SOURCE MATERIAL section start

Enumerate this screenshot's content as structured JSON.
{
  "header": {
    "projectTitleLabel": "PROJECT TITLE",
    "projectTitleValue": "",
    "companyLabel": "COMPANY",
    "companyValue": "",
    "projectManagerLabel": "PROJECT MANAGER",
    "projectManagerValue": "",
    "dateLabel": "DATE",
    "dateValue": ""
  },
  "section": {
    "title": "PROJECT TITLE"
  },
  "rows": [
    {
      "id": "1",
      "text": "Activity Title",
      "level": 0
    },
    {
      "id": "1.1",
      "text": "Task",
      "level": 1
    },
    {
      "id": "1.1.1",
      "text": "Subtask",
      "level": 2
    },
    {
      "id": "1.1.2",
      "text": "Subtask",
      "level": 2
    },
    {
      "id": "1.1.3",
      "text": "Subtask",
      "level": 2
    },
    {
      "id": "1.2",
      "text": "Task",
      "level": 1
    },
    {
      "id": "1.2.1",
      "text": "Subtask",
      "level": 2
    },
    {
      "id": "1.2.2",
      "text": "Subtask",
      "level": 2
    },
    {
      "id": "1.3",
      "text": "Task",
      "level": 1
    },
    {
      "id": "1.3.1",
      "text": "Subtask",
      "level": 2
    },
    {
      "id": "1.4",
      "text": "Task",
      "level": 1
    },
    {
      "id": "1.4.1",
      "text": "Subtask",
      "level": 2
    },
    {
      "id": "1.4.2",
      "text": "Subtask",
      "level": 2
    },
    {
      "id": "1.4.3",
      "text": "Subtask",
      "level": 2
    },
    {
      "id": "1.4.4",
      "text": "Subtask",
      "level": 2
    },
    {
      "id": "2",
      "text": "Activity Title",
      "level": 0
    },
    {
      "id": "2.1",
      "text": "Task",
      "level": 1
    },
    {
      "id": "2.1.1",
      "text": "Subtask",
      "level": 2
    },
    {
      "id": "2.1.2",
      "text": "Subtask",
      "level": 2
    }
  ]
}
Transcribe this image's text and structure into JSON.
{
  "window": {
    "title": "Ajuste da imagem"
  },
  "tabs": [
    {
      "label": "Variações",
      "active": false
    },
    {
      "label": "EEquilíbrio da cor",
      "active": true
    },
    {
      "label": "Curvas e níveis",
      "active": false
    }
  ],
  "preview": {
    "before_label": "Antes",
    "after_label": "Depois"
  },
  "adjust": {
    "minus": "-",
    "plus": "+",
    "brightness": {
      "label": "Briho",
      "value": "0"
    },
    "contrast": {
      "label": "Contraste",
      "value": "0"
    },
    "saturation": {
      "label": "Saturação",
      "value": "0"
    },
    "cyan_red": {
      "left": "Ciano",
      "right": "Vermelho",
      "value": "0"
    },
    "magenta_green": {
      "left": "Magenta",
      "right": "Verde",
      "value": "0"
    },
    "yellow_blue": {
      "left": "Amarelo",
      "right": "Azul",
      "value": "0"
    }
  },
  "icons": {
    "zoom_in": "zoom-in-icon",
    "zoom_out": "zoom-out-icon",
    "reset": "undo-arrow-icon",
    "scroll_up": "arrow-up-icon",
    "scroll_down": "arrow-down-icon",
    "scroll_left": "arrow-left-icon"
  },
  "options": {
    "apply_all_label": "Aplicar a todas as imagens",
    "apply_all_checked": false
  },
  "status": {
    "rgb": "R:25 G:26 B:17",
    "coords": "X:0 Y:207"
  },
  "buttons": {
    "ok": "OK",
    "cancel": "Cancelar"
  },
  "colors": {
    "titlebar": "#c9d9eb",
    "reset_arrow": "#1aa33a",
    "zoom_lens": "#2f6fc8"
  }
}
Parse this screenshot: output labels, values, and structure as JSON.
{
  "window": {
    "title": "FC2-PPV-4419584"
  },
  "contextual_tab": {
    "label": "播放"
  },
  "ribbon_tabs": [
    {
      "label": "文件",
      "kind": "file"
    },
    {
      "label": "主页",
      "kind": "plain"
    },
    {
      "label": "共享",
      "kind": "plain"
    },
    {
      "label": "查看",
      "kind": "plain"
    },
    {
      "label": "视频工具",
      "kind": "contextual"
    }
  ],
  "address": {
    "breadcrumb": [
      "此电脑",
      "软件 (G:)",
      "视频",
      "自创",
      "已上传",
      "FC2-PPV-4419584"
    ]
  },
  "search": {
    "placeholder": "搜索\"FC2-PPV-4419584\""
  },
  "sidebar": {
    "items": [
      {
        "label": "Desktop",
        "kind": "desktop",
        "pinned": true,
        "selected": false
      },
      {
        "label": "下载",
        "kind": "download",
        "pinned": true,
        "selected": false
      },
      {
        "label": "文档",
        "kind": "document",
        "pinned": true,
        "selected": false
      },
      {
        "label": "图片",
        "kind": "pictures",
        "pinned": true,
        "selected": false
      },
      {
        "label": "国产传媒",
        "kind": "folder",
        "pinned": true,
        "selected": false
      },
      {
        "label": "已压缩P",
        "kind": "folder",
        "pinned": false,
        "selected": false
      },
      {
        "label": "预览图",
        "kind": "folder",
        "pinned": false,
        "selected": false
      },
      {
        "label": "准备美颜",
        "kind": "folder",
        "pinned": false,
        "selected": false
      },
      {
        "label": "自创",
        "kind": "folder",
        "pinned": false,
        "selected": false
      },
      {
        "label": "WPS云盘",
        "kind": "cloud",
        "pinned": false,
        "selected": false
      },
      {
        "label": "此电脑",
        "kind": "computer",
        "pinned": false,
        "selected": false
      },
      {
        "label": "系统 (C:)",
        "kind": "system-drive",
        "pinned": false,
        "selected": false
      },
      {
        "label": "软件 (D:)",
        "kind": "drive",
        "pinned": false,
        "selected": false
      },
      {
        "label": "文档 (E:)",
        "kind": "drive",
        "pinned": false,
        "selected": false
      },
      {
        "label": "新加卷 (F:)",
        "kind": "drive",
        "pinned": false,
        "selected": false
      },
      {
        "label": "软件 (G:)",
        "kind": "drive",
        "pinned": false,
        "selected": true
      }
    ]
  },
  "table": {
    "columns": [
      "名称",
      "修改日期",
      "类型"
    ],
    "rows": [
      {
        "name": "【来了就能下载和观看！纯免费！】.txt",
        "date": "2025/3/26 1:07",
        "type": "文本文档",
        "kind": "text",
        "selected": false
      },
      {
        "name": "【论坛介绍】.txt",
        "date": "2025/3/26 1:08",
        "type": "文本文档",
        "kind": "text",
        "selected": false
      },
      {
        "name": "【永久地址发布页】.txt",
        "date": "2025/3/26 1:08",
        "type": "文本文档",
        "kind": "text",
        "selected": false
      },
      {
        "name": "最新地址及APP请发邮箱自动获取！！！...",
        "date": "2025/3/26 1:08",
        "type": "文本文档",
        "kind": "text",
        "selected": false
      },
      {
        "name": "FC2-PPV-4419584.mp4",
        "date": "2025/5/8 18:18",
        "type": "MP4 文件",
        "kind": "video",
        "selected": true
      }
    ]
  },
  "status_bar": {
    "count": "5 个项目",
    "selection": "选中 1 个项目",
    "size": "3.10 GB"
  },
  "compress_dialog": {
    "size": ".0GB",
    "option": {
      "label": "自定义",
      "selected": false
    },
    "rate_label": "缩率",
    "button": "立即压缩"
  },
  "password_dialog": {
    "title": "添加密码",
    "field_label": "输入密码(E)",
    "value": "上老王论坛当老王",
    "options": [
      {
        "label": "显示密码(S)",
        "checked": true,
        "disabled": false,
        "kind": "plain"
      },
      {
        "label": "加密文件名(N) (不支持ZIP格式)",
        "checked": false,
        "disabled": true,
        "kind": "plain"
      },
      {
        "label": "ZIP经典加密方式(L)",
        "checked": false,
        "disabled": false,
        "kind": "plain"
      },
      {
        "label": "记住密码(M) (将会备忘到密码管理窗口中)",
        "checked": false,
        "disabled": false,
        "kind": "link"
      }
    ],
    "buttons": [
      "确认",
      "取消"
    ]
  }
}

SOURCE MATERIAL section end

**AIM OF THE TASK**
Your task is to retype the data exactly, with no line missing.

**TASK OUTPUT**
Enumerate this screenshot's content as structured JSON.
{
  "header": {
    "projectTitleLabel": "PROJECT TITLE",
    "projectTitleValue": "",
    "companyLabel": "COMPANY",
    "companyValue": "",
    "projectManagerLabel": "PROJECT MANAGER",
    "projectManagerValue": "",
    "dateLabel": "DATE",
    "dateValue": ""
  },
  "section": {
    "title": "PROJECT TITLE"
  },
  "rows": [
    {
      "id": "1",
      "text": "Activity Title",
      "level": 0
    },
    {
      "id": "1.1",
      "text": "Task",
      "level": 1
    },
    {
      "id": "1.1.1",
      "text": "Subtask",
      "level": 2
    },
    {
      "id": "1.1.2",
      "text": "Subtask",
      "level": 2
    },
    {
      "id": "1.1.3",
      "text": "Subtask",
      "level": 2
    },
    {
      "id": "1.2",
      "text": "Task",
      "level": 1
    },
    {
      "id": "1.2.1",
      "text": "Subtask",
      "level": 2
    },
    {
      "id": "1.2.2",
      "text": "Subtask",
      "level": 2
    },
    {
      "id": "1.3",
      "text": "Task",
      "level": 1
    },
    {
      "id": "1.3.1",
      "text": "Subtask",
      "level": 2
    },
    {
      "id": "1.4",
      "text": "Task",
      "level": 1
    },
    {
      "id": "1.4.1",
      "text": "Subtask",
      "level": 2
    },
    {
      "id": "1.4.2",
      "text": "Subtask",
      "level": 2
    },
    {
      "id": "1.4.3",
      "text": "Subtask",
      "level": 2
    },
    {
      "id": "1.4.4",
      "text": "Subtask",
      "level": 2
    },
    {
      "id": "2",
      "text": "Activity Title",
      "level": 0
    },
    {
      "id": "2.1",
      "text": "Task",
      "level": 1
    },
    {
      "id": "2.1.1",
      "text": "Subtask",
      "level": 2
    },
    {
      "id": "2.1.2",
      "text": "Subtask",
      "level": 2
    }
  ]
}
Transcribe this image's text and structure into JSON.
{
  "window": {
    "title": "Ajuste da imagem"
  },
  "tabs": [
    {
      "label": "Variações",
      "active": false
    },
    {
      "label": "EEquilíbrio da cor",
      "active": true
    },
    {
      "label": "Curvas e níveis",
      "active": false
    }
  ],
  "preview": {
    "before_label": "Antes",
    "after_label": "Depois"
  },
  "adjust": {
    "minus": "-",
    "plus": "+",
    "brightness": {
      "label": "Briho",
      "value": "0"
    },
    "contrast": {
      "label": "Contraste",
      "value": "0"
    },
    "saturation": {
      "label": "Saturação",
      "value": "0"
    },
    "cyan_red": {
      "left": "Ciano",
      "right": "Vermelho",
      "value": "0"
    },
    "magenta_green": {
      "left": "Magenta",
      "right": "Verde",
      "value": "0"
    },
    "yellow_blue": {
      "left": "Amarelo",
      "right": "Azul",
      "value": "0"
    }
  },
  "icons": {
    "zoom_in": "zoom-in-icon",
    "zoom_out": "zoom-out-icon",
    "reset": "undo-arrow-icon",
    "scroll_up": "arrow-up-icon",
    "scroll_down": "arrow-down-icon",
    "scroll_left": "arrow-left-icon"
  },
  "options": {
    "apply_all_label": "Aplicar a todas as imagens",
    "apply_all_checked": false
  },
  "status": {
    "rgb": "R:25 G:26 B:17",
    "coords": "X:0 Y:207"
  },
  "buttons": {
    "ok": "OK",
    "cancel": "Cancelar"
  },
  "colors": {
    "titlebar": "#c9d9eb",
    "reset_arrow": "#1aa33a",
    "zoom_lens": "#2f6fc8"
  }
}
Parse this screenshot: output labels, values, and structure as JSON.
{
  "window": {
    "title": "FC2-PPV-4419584"
  },
  "contextual_tab": {
    "label": "播放"
  },
  "ribbon_tabs": [
    {
      "label": "文件",
      "kind": "file"
    },
    {
      "label": "主页",
      "kind": "plain"
    },
    {
      "label": "共享",
      "kind": "plain"
    },
    {
      "label": "查看",
      "kind": "plain"
    },
    {
      "label": "视频工具",
      "kind": "contextual"
    }
  ],
  "address": {
    "breadcrumb": [
      "此电脑",
      "软件 (G:)",
      "视频",
      "自创",
      "已上传",
      "FC2-PPV-4419584"
    ]
  },
  "search": {
    "placeholder": "搜索\"FC2-PPV-4419584\""
  },
  "sidebar": {
    "items": [
      {
        "label": "Desktop",
        "kind": "desktop",
        "pinned": true,
        "selected": false
      },
      {
        "label": "下载",
        "kind": "download",
        "pinned": true,
        "selected": false
      },
      {
        "label": "文档",
        "kind": "document",
        "pinned": true,
        "selected": false
      },
      {
        "label": "图片",
        "kind": "pictures",
        "pinned": true,
        "selected": false
      },
      {
        "label": "国产传媒",
        "kind": "folder",
        "pinned": true,
        "selected": false
      },
      {
        "label": "已压缩P",
        "kind": "folder",
        "pinned": false,
        "selected": false
      },
      {
        "label": "预览图",
        "kind": "folder",
        "pinned": false,
        "selected": false
      },
      {
        "label": "准备美颜",
        "kind": "folder",
        "pinned": false,
        "selected": false
      },
      {
        "label": "自创",
        "kind": "folder",
        "pinned": false,
        "selected": false
      },
      {
        "label": "WPS云盘",
        "kind": "cloud",
        "pinned": false,
        "selected": false
      },
      {
        "label": "此电脑",
        "kind": "computer",
        "pinned": false,
        "selected": false
      },
      {
        "label": "系统 (C:)",
        "kind": "system-drive",
        "pinned": false,
        "selected": false
      },
      {
        "label": "软件 (D:)",
        "kind": "drive",
        "pinned": false,
        "selected": false
      },
      {
        "label": "文档 (E:)",
        "kind": "drive",
        "pinned": false,
        "selected": false
      },
      {
        "label": "新加卷 (F:)",
        "kind": "drive",
        "pinned": false,
        "selected": false
      },
      {
        "label": "软件 (G:)",
        "kind": "drive",
        "pinned": false,
        "selected": true
      }
    ]
  },
  "table": {
    "columns": [
      "名称",
      "修改日期",
      "类型"
    ],
    "rows": [
      {
        "name": "【来了就能下载和观看！纯免费！】.txt",
        "date": "2025/3/26 1:07",
        "type": "文本文档",
        "kind": "text",
        "selected": false
      },
      {
        "name": "【论坛介绍】.txt",
        "date": "2025/3/26 1:08",
        "type": "文本文档",
        "kind": "text",
        "selected": false
      },
      {
        "name": "【永久地址发布页】.txt",
        "date": "2025/3/26 1:08",
        "type": "文本文档",
        "kind": "text",
        "selected": false
      },
      {
        "name": "最新地址及APP请发邮箱自动获取！！！...",
        "date": "2025/3/26 1:08",
        "type": "文本文档",
        "kind": "text",
        "selected": false
      },
      {
        "name": "FC2-PPV-4419584.mp4",
        "date": "2025/5/8 18:18",
        "type": "MP4 文件",
        "kind": "video",
        "selected": true
      }
    ]
  },
  "status_bar": {
    "count": "5 个项目",
    "selection": "选中 1 个项目",
    "size": "3.10 GB"
  },
  "compress_dialog": {
    "size": ".0GB",
    "option": {
      "label": "自定义",
      "selected": false
    },
    "rate_label": "缩率",
    "button": "立即压缩"
  },
  "password_dialog": {
    "title": "添加密码",
    "field_label": "输入密码(E)",
    "value": "上老王论坛当老王",
    "options": [
      {
        "label": "显示密码(S)",
        "checked": true,
        "disabled": false,
        "kind": "plain"
      },
      {
        "label": "加密文件名(N) (不支持ZIP格式)",
        "checked": false,
        "disabled": true,
        "kind": "plain"
      },
      {
        "label": "ZIP经典加密方式(L)",
        "checked": false,
        "disabled": false,
        "kind": "plain"
      },
      {
        "label": "记住密码(M) (将会备忘到密码管理窗口中)",
        "checked": false,
        "disabled": false,
        "kind": "link"
      }
    ],
    "buttons": [
      "确认",
      "取消"
    ]
  }
}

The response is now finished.